2006 • $63.00 • 560 pp • jacketed hardback
Balance of Forces addresses the question: How can an eighteenth-century Constitution effectively control a twenty-first-century government? Bruff explores and critiques the law that governs the relationships among the three constitutional branches, and between them and the massive administrative bureaucracy that has arisen. He examines the delicate tradeoffs between autonomy and accountability that govern each branch.

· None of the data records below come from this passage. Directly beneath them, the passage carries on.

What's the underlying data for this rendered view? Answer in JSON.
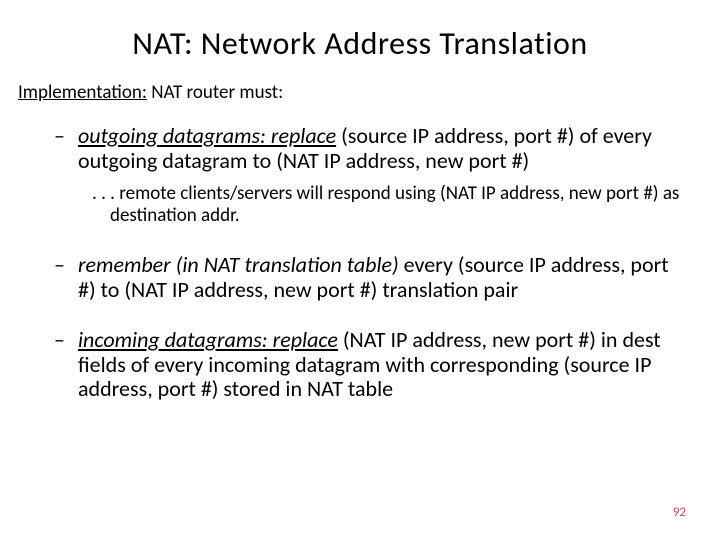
{
  "title": "NAT: Network Address Translation",
  "implementation_label_underlined": "Implementation:",
  "implementation_label_rest": " NAT router must:",
  "bullets": [
    {
      "lead": "outgoing datagrams: replace",
      "rest": " (source IP address, port #) of every outgoing datagram to (NAT IP address, new port #)",
      "sub": ". . . remote clients/servers will respond using (NAT IP address, new port #) as destination addr."
    },
    {
      "lead": "remember (in NAT translation table)",
      "rest": " every (source IP address, port #)  to (NAT IP address, new port #) translation pair",
      "sub": null
    },
    {
      "lead": "incoming datagrams: replace",
      "rest": " (NAT IP address, new port #) in dest fields of every incoming datagram with corresponding (source IP address, port #) stored in NAT table",
      "sub": null
    }
  ],
  "page_number": "92"
}
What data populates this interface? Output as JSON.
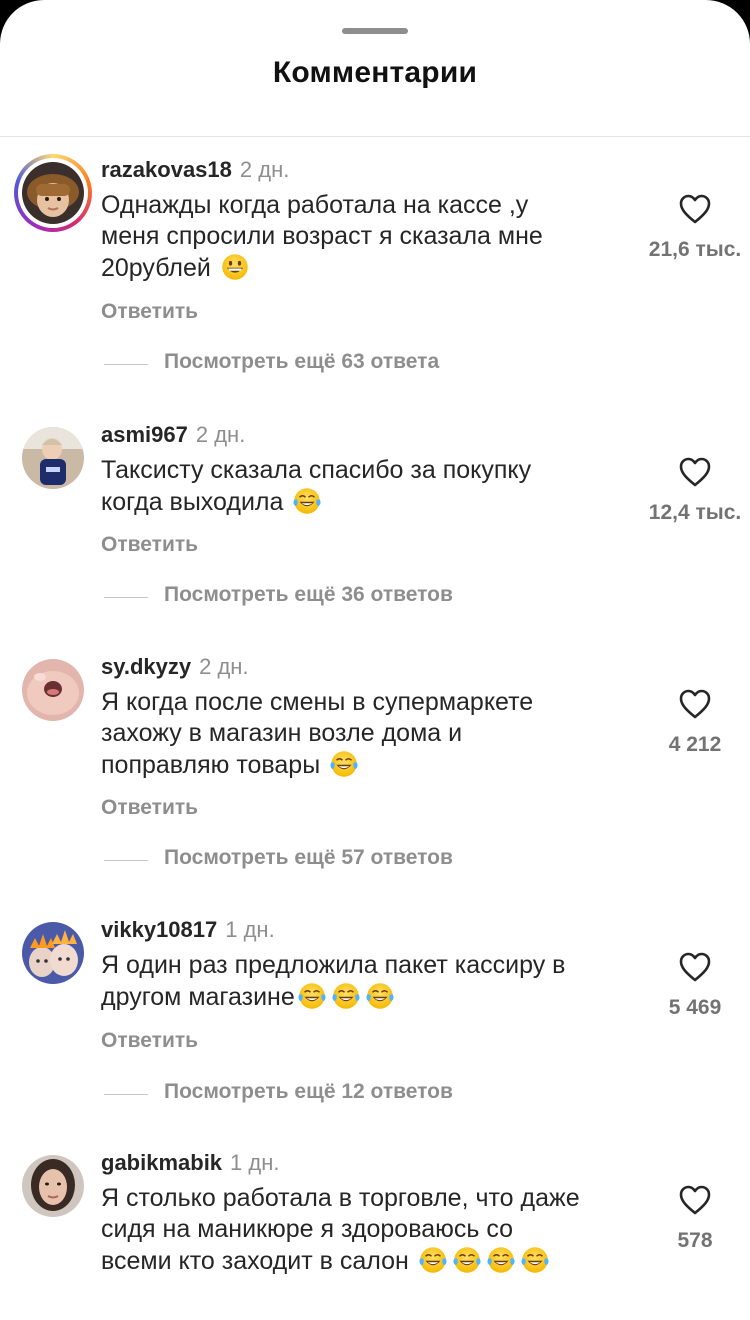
{
  "sheet": {
    "title": "Комментарии"
  },
  "comments": [
    {
      "username": "razakovas18",
      "time": "2 дн.",
      "text_lines": [
        "Однажды когда работала на кассе ,у",
        "меня спросили возраст я сказала мне",
        "20рублей"
      ],
      "emoji": "grinning-face",
      "reply_label": "Ответить",
      "view_replies": "Посмотреть ещё 63 ответа",
      "likes": "21,6 тыс.",
      "avatar": {
        "icon": "avatar-child-in-hat",
        "has_story": true
      }
    },
    {
      "username": "asmi967",
      "time": "2 дн.",
      "text_lines": [
        "Таксисту сказала спасибо за покупку",
        "когда выходила"
      ],
      "emoji": "tears-of-joy",
      "reply_label": "Ответить",
      "view_replies": "Посмотреть ещё 36 ответов",
      "likes": "12,4 тыс.",
      "avatar": {
        "icon": "avatar-toddler",
        "has_story": false
      }
    },
    {
      "username": "sy.dkyzy",
      "time": "2 дн.",
      "text_lines": [
        "Я когда после смены в супермаркете",
        "захожу в магазин возле дома и",
        "поправляю товары"
      ],
      "emoji": "tears-of-joy",
      "reply_label": "Ответить",
      "view_replies": "Посмотреть ещё 57 ответов",
      "likes": "4 212",
      "avatar": {
        "icon": "avatar-pink-face",
        "has_story": false
      }
    },
    {
      "username": "vikky10817",
      "time": "1 дн.",
      "text_lines": [
        "Я один раз предложила пакет кассиру в",
        "другом магазине"
      ],
      "emoji": "tears-of-joy",
      "emoji_count": 3,
      "reply_label": "Ответить",
      "view_replies": "Посмотреть ещё 12 ответов",
      "likes": "5 469",
      "avatar": {
        "icon": "avatar-kids-filter",
        "has_story": false
      }
    },
    {
      "username": "gabikmabik",
      "time": "1 дн.",
      "text_lines": [
        "Я столько работала в торговле, что даже",
        "сидя на маникюре я здороваюсь со",
        "всеми кто заходит в салон"
      ],
      "emoji": "tears-of-joy",
      "emoji_count": 4,
      "likes": "578",
      "avatar": {
        "icon": "avatar-woman-portrait",
        "has_story": false
      }
    }
  ],
  "icons": {
    "like": "heart-outline-icon"
  },
  "colors": {
    "text": "#262626",
    "muted": "#8e8e8e",
    "like_count": "#737373",
    "story_ring": "#d62976"
  }
}
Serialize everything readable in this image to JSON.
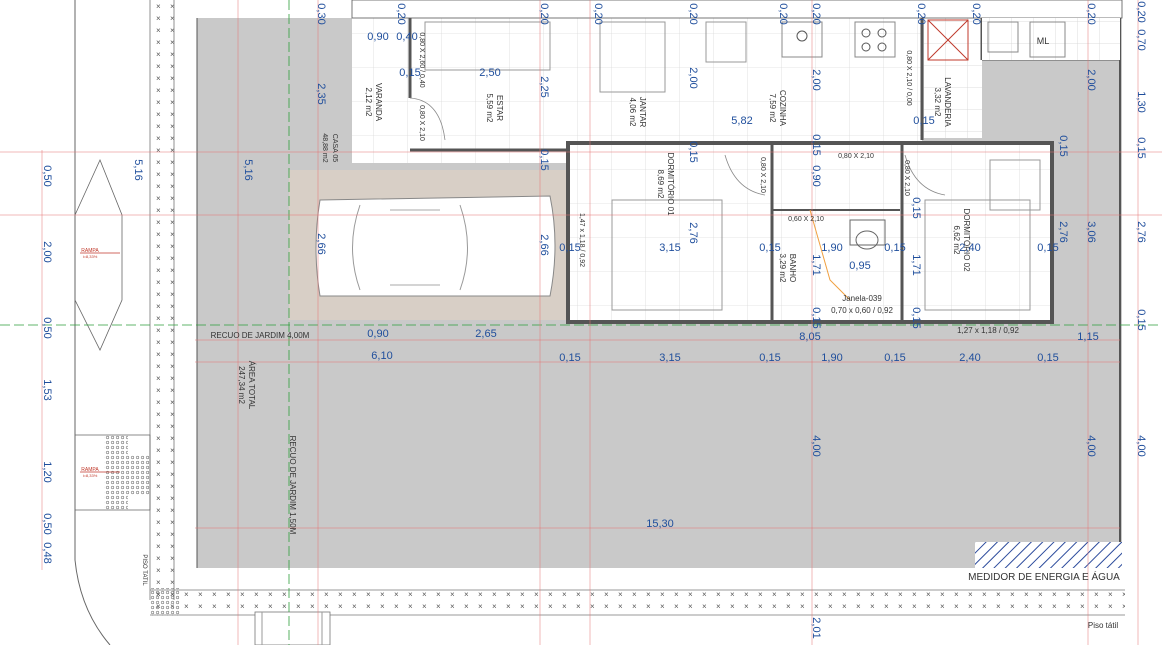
{
  "rooms": [
    {
      "name": "VARANDA",
      "area": "2,12 m2"
    },
    {
      "name": "ESTAR",
      "area": "5,59 m2"
    },
    {
      "name": "JANTAR",
      "area": "4,06 m2"
    },
    {
      "name": "COZINHA",
      "area": "7,59 m2"
    },
    {
      "name": "LAVANDERIA",
      "area": "3,32 m2"
    },
    {
      "name": "DORMITÓRIO 01",
      "area": "8,69 m2"
    },
    {
      "name": "BANHO",
      "area": "3,29 m2"
    },
    {
      "name": "DORMITÓRIO 02",
      "area": "6,62 m2"
    }
  ],
  "house_label": {
    "name": "CASA 05",
    "area": "48,88 m2"
  },
  "lot_label": {
    "name": "ÁREA TOTAL",
    "area": "247,34 m2"
  },
  "setback_front": "RECUO DE JARDIM 4,00M",
  "setback_side": "RECUO DE JARDIM 1,50M",
  "meter_label": "MEDIDOR DE ENERGIA E ÁGUA",
  "tactile_floor": "Piso tátil",
  "tactile_floor_side": "PISO TATIL",
  "ramp_labels": [
    "RAMPA",
    "RAMPA"
  ],
  "ramp_notes": [
    "i=8,33%",
    "i=8,33%"
  ],
  "laundry_fixture": "ML",
  "window_tags": {
    "window_name": "Janela-039",
    "window_size": "0,70 x 0,60 / 0,92",
    "dorm2_window": "1,27 x 1,18 / 0,92",
    "dorm1_window": "1,47 x 1,18 / 0,92"
  },
  "door_tags": {
    "veranda": "0,80 X 2,10",
    "door_dorm1": "0,80 X 2,10",
    "door_hall": "0,80 X 2,10",
    "door_dorm2": "0,80 X 2,10",
    "door_bath": "0,60 X 2,10",
    "laundry_door": "0,80 X 2,10 / 0,00",
    "estar_window": "0,80 X 2,60 / 0,40"
  },
  "dims": {
    "total_width": "15,30",
    "setback_width": "6,10",
    "veranda_depth": "2,50",
    "kitchen_span": "5,82",
    "r1_015": "0,15",
    "r1_315": "3,15",
    "r1_015b": "0,15",
    "r1_190": "1,90",
    "r1_015c": "0,15",
    "r1_240": "2,40",
    "r1_015d": "0,15",
    "sub_090": "0,90",
    "sub_265": "2,65",
    "sub_805": "8,05",
    "sub_115": "1,15",
    "left_516": "5,16",
    "left2_516": "5,16",
    "left_235": "2,35",
    "left_266": "2,66",
    "car_266": "2,66",
    "height_225": "2,25",
    "height_200": "2,00",
    "height_200b": "2,00",
    "d1_276": "2,76",
    "d1_315": "3,15",
    "d1_015": "0,15",
    "d1_015b": "0,15",
    "hall_190": "1,90",
    "hall_095": "0,95",
    "hall_171": "1,71",
    "hall_171b": "1,71",
    "hall_090": "0,90",
    "hall_015": "0,15",
    "hall_015b": "0,15",
    "hall_015c": "0,15",
    "d2_276": "2,76",
    "d2_240": "2,40",
    "d2_015": "0,15",
    "d2_015b": "0,15",
    "right_306": "3,06",
    "right_200": "2,00",
    "right_400": "4,00",
    "mid_400": "4,00",
    "mid_201": "2,01",
    "mid_015": "0,15",
    "mid_015b": "0,15",
    "top_030": "0,30",
    "top_020a": "0,20",
    "top_020b": "0,20",
    "top_020c": "0,20",
    "top_020d": "0,20",
    "top_020e": "0,20",
    "top_020f": "0,20",
    "top_020g": "0,20",
    "top_020h": "0,20",
    "top_020i": "0,20",
    "top_090": "0,90",
    "top_040": "0,40",
    "top_015": "0,15",
    "top_015b": "0,15",
    "top_015c": "0,15",
    "top_015d": "0,15",
    "far_020": "0,20",
    "far_070": "0,70",
    "far_130": "1,30",
    "far_015": "0,15",
    "far_276": "2,76",
    "far_015b": "0,15",
    "far_400": "4,00",
    "farleft_050": "0,50",
    "farleft_200": "2,00",
    "farleft_050b": "0,50",
    "farleft_153": "1,53",
    "farleft_120": "1,20",
    "farleft_050c": "0,50",
    "farleft_048": "0,48"
  },
  "colors": {
    "dimension_text": "#1f4e9c",
    "dimension_line": "#e57373",
    "axis_line": "#2e9e3b",
    "lot_fill": "#c9c9c9",
    "garage_fill": "#d8cfc6",
    "wall": "#555555",
    "tile_line": "#dadada"
  }
}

Bruff also canvasses the ways that the elected branches oversee the bureaucracy, as they compete to control the administrative state.
"This is a sophisticated study of the conflict between autonomy and accountability in each branch of government." — Bimonthly Review of Law Books
"...An excellent source of information . . . written in an engaging style." — The Law and Politics Book Review